Theatre, historically, was one of the cheapest and most popular forms of entertainment, yet since the invention of cinema at the end of the 19th century, theatre’s popularity has been threatened. Although the two mediums are quite different, they are often compared to each other. The conclusion is that theatre is the more sophisticated, but also more boring entertainment, whereas cinema is seen as fun and accessible to everyone, therefore lacking prestige.
Experts and fans are trying to figure out what the future holds for both mediums
I am both a theatre-goer and a film enthusiast. I love the theatre because of the spontaneity of the live-action show, the personal connection between the audience and actors, and the special atmosphere created by the present-ness of the moment. I love that a good play does not over-explain everything for you, but invites you to think, to interpret, to participate in the creation of the whole experience. It is often different from movies, in which you are presented with carefully selected images. That is one of the reasons why many people prefer to go to the cinema: they can sit back and enjoy the fictional story that a director has already interpreted for them, after a long day of harsh reality.
Theatre has a reputation of being addressed to older generations and to the ‘cultured’ ones, whatever that means. Opera and ballet are seen as an even ‘higher-quality’ form of entertainment, most likely due to rising ticket prices. Despite the growing number of student and family discounts, it is still generally unaffordable for young adults and families to attend the theatre regularly. There is a great demand, especially among the young, for the theatre to be modernised. Ostensibly, the process has begun: many claim that theatre has changed more in the last decade than in the past 50 years. The use of technology and effects on stage, as well as social media in advertising and even as part of the performance, has definitely adapted theatre to our age and made it more popular among the younger generations. More than ever, directors are opting for new plays, written by and for the modern age, and even purists are modernising their performances.
There is a great demand, especially among the young, for the theatre to be modernized
Filmmakers such as Martin Scorsese, Steven Spielberg, Quentin Tarantino and Ridley Scott have voiced their fear that cinema is a dying art too, due to the growing popularity of Netflix, Amazon, and YouTube. The comfort of watching Netflix in our own homes, wearing pyjamas, eating whatever we like, and stopping the show whenever we choose is what makes it so popular. Series are on the rise too: arguably, the character development is much more detailed, making these shows more complex and easier to relate to. After watching something like that, we miss the complexity of the characters in a two hour long movie. The Netflix generation has grown out of the good-versus-evil narrative. We won’t be charmed by glorified heroes anymore and we want to know the reasons behind the villains’ actions.
Cinema is a dying art too, due to the growing popularity of Netflix, Amazon, and YouTube
Both mediums, then, are in danger, despite the serious attempt of preserving them for the future in their original forms.

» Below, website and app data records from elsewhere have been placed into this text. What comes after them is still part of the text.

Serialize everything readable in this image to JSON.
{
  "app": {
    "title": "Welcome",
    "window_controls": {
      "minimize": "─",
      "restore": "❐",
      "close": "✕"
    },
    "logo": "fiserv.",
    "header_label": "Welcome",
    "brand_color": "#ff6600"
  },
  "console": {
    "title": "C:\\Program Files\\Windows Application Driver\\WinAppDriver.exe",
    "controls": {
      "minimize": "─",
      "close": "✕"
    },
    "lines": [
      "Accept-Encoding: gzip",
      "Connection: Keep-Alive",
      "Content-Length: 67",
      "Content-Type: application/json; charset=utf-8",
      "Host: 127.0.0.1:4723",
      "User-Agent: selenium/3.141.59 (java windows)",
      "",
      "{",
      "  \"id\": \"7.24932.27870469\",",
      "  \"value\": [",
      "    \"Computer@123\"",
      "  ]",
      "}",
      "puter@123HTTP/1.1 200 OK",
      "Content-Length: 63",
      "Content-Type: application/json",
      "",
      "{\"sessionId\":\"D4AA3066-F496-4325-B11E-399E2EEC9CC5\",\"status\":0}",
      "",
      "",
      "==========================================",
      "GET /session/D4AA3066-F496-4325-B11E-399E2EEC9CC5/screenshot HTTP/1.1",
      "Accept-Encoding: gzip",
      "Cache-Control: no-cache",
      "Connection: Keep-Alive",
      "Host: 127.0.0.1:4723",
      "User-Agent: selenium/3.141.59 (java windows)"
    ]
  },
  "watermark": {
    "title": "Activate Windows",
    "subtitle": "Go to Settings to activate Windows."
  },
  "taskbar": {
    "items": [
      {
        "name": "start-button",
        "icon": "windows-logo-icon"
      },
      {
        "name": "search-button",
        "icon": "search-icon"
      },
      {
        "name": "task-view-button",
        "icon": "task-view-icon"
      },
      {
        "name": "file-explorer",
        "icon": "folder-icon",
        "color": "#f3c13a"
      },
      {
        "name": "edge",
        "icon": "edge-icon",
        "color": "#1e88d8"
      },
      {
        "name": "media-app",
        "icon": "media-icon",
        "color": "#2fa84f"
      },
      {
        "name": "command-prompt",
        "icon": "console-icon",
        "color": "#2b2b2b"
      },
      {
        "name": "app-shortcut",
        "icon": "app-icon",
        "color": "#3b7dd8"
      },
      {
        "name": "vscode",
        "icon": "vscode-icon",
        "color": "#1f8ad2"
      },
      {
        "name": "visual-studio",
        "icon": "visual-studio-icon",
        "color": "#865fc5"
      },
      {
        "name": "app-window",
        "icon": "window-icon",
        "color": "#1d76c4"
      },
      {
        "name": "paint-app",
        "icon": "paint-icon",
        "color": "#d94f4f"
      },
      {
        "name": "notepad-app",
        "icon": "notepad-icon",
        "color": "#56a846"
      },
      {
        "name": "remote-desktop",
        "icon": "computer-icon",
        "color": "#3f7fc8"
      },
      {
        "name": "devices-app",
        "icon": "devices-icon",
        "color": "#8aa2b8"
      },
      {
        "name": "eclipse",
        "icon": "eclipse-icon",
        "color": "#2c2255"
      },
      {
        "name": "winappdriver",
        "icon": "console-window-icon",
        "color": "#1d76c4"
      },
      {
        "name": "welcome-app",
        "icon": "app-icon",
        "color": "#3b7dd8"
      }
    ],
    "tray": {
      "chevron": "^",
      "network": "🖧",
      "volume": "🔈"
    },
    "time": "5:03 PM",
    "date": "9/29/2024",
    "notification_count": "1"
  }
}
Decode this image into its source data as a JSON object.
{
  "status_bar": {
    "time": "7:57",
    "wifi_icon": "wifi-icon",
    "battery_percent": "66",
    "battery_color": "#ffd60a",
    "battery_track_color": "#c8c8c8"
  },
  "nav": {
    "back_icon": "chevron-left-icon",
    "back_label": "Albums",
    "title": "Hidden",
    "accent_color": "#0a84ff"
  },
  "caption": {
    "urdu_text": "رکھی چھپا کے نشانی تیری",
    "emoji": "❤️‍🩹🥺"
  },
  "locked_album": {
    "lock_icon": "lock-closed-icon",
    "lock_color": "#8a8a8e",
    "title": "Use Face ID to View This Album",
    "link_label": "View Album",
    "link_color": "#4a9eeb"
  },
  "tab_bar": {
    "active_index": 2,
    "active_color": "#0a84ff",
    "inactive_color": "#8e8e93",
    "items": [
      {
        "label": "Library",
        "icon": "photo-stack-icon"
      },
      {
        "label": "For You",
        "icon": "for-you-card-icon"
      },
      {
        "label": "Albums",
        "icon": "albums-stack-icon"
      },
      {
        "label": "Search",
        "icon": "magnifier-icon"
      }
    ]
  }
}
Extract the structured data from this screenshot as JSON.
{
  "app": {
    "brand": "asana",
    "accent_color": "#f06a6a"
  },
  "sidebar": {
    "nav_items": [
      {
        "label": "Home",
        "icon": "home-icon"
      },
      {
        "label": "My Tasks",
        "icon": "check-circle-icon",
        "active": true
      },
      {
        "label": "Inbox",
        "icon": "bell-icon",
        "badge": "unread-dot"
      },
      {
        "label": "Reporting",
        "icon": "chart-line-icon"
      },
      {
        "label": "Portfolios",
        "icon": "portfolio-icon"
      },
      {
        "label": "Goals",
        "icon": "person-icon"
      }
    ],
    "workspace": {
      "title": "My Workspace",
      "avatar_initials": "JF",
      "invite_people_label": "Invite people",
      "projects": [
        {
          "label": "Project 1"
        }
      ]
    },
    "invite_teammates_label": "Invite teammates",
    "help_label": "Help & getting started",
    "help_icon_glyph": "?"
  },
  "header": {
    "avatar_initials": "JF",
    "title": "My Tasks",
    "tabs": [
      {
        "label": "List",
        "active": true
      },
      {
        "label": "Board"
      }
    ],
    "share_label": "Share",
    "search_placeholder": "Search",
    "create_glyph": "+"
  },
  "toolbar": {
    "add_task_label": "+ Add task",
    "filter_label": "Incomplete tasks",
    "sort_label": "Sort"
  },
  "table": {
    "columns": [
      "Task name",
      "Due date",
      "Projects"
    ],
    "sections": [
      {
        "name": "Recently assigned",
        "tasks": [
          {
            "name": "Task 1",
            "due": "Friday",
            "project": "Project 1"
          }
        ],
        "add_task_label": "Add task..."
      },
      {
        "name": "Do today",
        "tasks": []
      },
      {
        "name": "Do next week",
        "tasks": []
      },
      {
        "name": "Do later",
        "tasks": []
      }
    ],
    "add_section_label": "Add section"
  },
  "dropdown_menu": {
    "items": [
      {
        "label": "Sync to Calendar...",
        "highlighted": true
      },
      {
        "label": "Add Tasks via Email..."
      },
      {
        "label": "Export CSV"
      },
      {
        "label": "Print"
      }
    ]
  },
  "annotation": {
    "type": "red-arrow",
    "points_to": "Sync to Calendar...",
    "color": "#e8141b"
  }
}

The meshing of the two industries seems like a good idea: many people enjoy screenings of theatre plays such as the National Theatre’s ‘NT Live’. Due to the close-ups, the audience can discover little details in costumes and mimics that they might not see in the actual theatre. I, however, am sceptical: for me, the essence of theatre, the spontaneity, is lost in those screenings. I would suggest that the modernisation of both art forms to today’s needs is our best attempt at maintaining their longevity.